ernest rutherford

  • scholarship

    1851 Exhibition Science Scholarship, enabling him to go to Trinity College, Cambridge, as a research student at the Cavendish Laboratory under J.J. Thomson.
  • bday

    Ernest Rutherford was born on August 30, 1871 in Nelson, New Zealand, the fourth child and second son in a family of seven sons and five daughters. His father James Rutherford, a Scottish wheelwright, emigrated to New Zealand with Ernest's grandfather and the whole family in 1842. His mother, née Martha Thompson, was an English schoolteacher, who, with her widowed mother, also went to live there in 1855.
  • school

    Ernest received his early education in Government schools and at the age of 16 entered Nelson Collegiate School. In 1889 he was awarded a University scholarship and he proceeded to the University of New Zealand, Wellington, where he entered Canterbury College*
  • college

    He graduated M.A. in 1893 with a double first in Mathematics and Physical Science and he continued with research work at the College for a short time, receiving the B.Sc. degree the following year.
  • ...

    In 1899 Ernest Rutherford studied the absorption of radioactivity by thin sheets of metal foil and found two components: alpha (a) radiation, which is absorbed by a few thousandths of a centimeter of metal foil, and beta (b) radiation, which can pass through 100 times as much foil before it was absorbed. Shortly thereafter, a third form of radiation, named gamma (g) rays, was discovered that can penetrate as much as several centimeters of lead.
  • smart suff

    Before he could study the effect of -particles on matter, Rutherford had to develop a way of counting individual -particles. He found that a screen coated with zinc sulfide emitted a flash of light each time it was hit by an -particle. Rutherford and his assistant, Hans Geiger, would sit in the dark until his eyes became sensitive enough. They would then try to count the flashes of light given off by the ZnS screen.
  • more smart suff

    Rutherford found that a narrow beam of -particles was broadened when it passed through a thin film of mica or metal. He therefore had Geiger measure the angle through which these -particles were scattered by a thin piece of metal foil. Because it is unusually ductile, gold can be made into a foil that is only 0.00004 cm thick.
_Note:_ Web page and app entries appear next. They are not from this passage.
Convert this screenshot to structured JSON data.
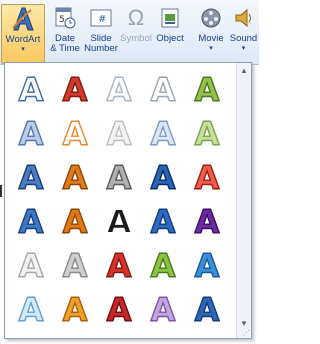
{
  "ribbon": {
    "buttons": [
      {
        "label": "WordArt",
        "icon": "wordart-icon",
        "active": true
      },
      {
        "label": "Date & Time",
        "icon": "calendar-clock-icon"
      },
      {
        "label": "Slide Number",
        "icon": "slide-number-icon"
      },
      {
        "label": "Symbol",
        "icon": "omega-icon",
        "disabled": true
      },
      {
        "label": "Object",
        "icon": "object-icon"
      },
      {
        "label": "Movie",
        "icon": "film-reel-icon"
      },
      {
        "label": "Sound",
        "icon": "speaker-icon"
      }
    ],
    "wordart_label": "WordArt",
    "date_label_1": "Date",
    "date_label_2": "& Time",
    "slide_label_1": "Slide",
    "slide_label_2": "Number",
    "symbol_label": "Symbol",
    "object_label": "Object",
    "movie_label": "Movie",
    "sound_label": "Sound",
    "slide_icon_text": "#"
  },
  "gallery": {
    "glyph": "A",
    "styles": [
      [
        "#ffffff|#3e6ea8",
        "#d23a2c|#7d1d14",
        "#ffffff|#a8b6c8",
        "#ffffff|#9aa6b6",
        "#92c24a|#4d7a20"
      ],
      [
        "#b9cce4|#4f7ab3",
        "#ffffff|#e5892c",
        "#f3f3f3|#c0c0c0",
        "#dbe6f3|#7a9cc8",
        "#c6df9c|#7ea24c"
      ],
      [
        "#4a7cc0|#1b3f78",
        "#e37a18|#8d4508",
        "#b0b0b0|#5a5a5a",
        "#2a62b4|#0e2f66",
        "#f05a4d|#9b1f16"
      ],
      [
        "#3a78c8|#1b3f78",
        "#e07b14|#8d4508",
        "#1a1a1a|#ffffff",
        "#2c6bc0|#143c7c",
        "#6a2aa0|#3b1060"
      ],
      [
        "#f2f2f2|#a8a8a8",
        "#cfcfcf|#8a8a8a",
        "#d8312a|#7d1d14",
        "#8bc440|#4d7a20",
        "#3a90d8|#1b5a98"
      ],
      [
        "#d6e9f8|#5aa0d8",
        "#f0a028|#a8620a",
        "#c8262a|#6d0f12",
        "#c2a6dc|#7b55a8",
        "#2f67b4|#123c7c"
      ]
    ]
  },
  "colors": {
    "accent": "#15428b",
    "active_bg": "#fbc95f"
  }
}
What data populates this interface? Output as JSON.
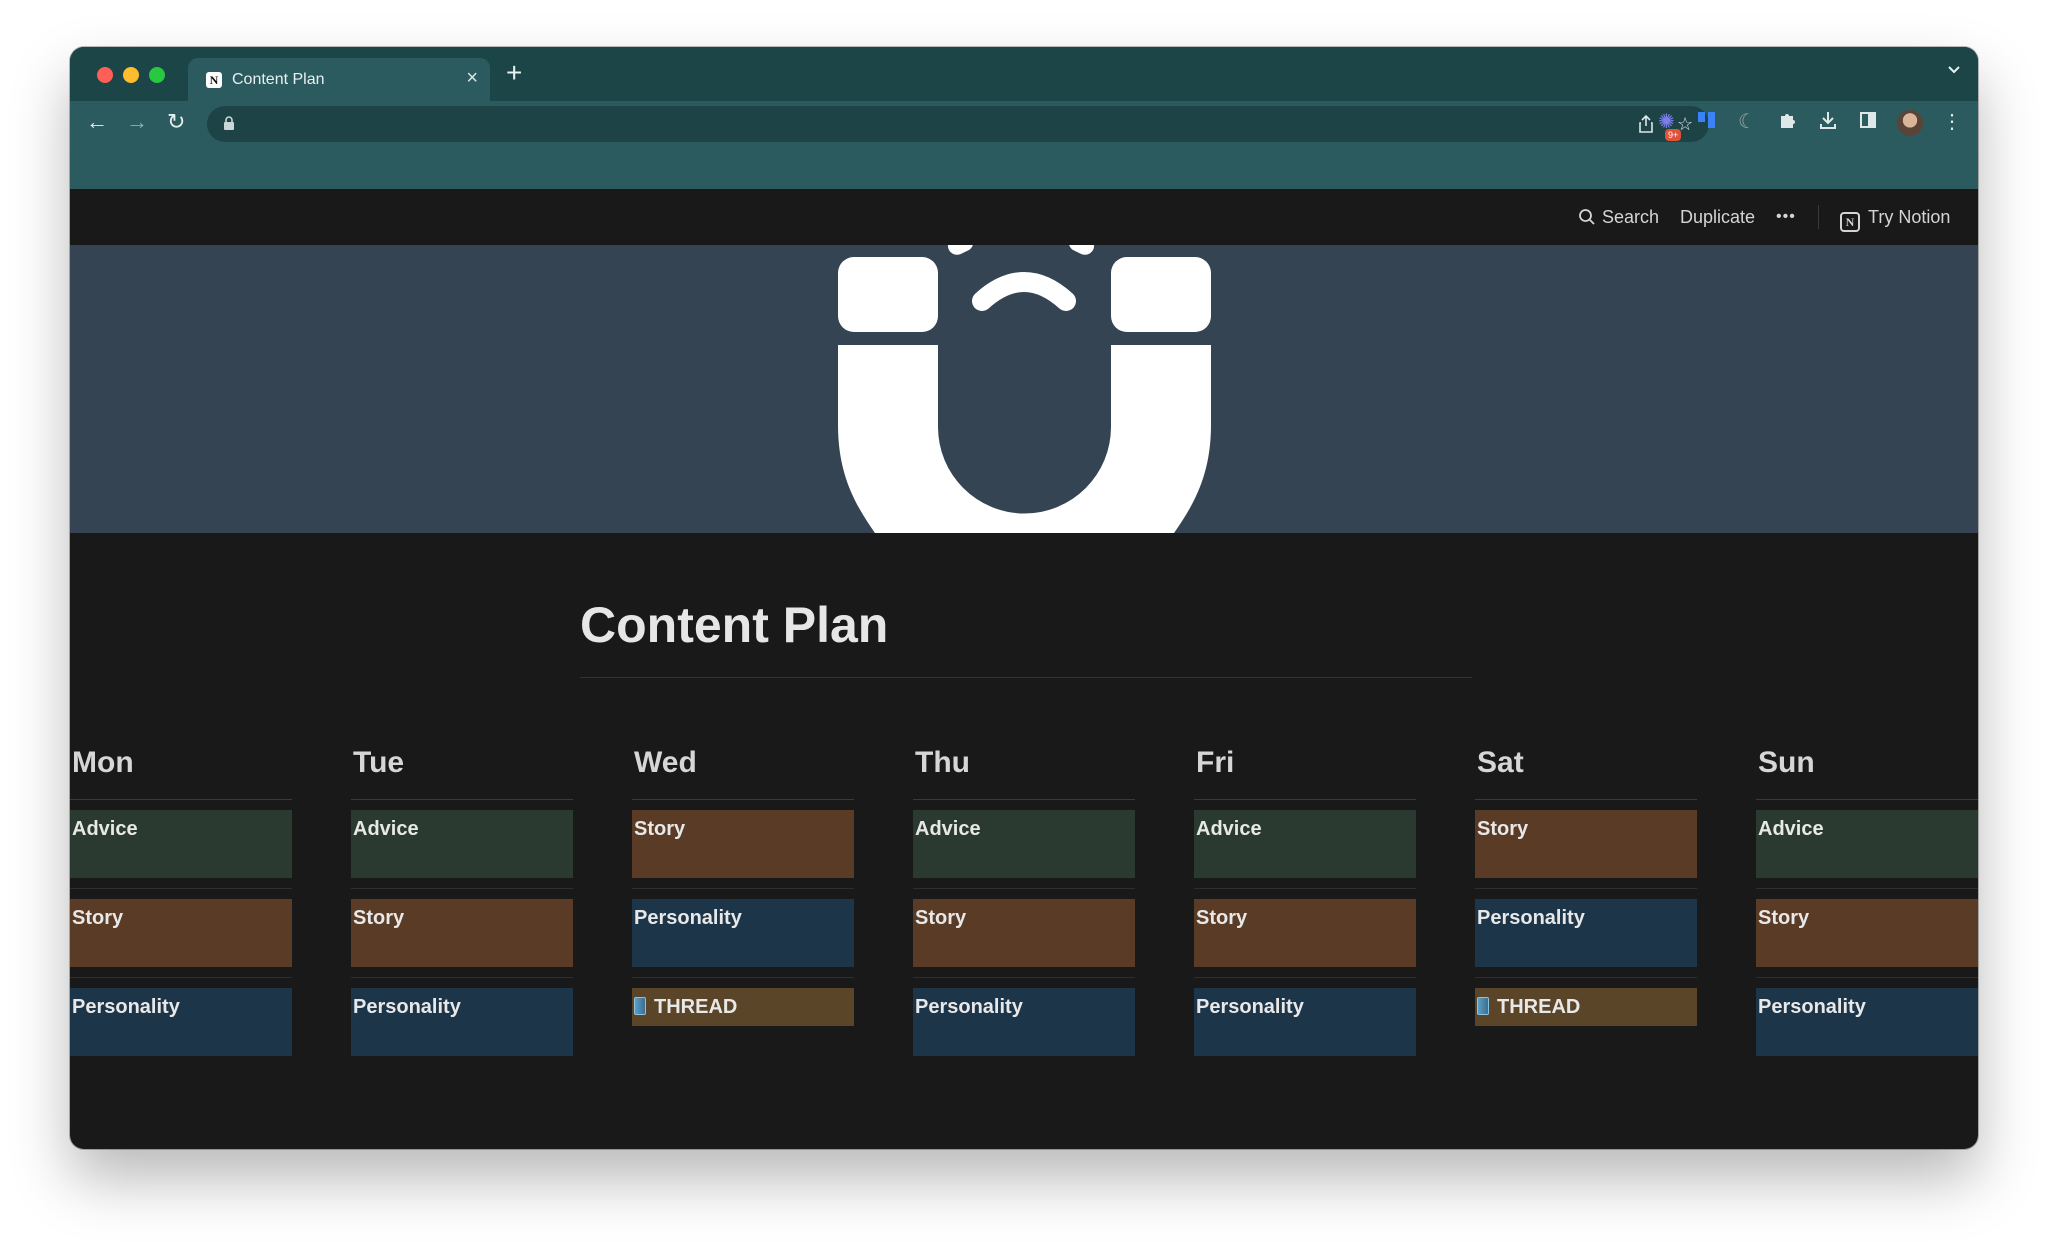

When this foil was bombarded with -particles, Geiger found that the scattering was small, on the order of one degree.
  • ...

    Rutherford was the first to establish the theory of the nuclear atom and to carry out a transmutation reaction (1919) (formation of hydrogen and and oxygen isotope by bombardment of nitrogen with alpha particles). Uranium emanations were shown to consist of three types of rays, alpha (helium nuclei) of low penetrating power, beta (electrons), and gamma, of exceedingly short wavelength and great energy.
  • die

    Ernest Rutherford died October 19, 1937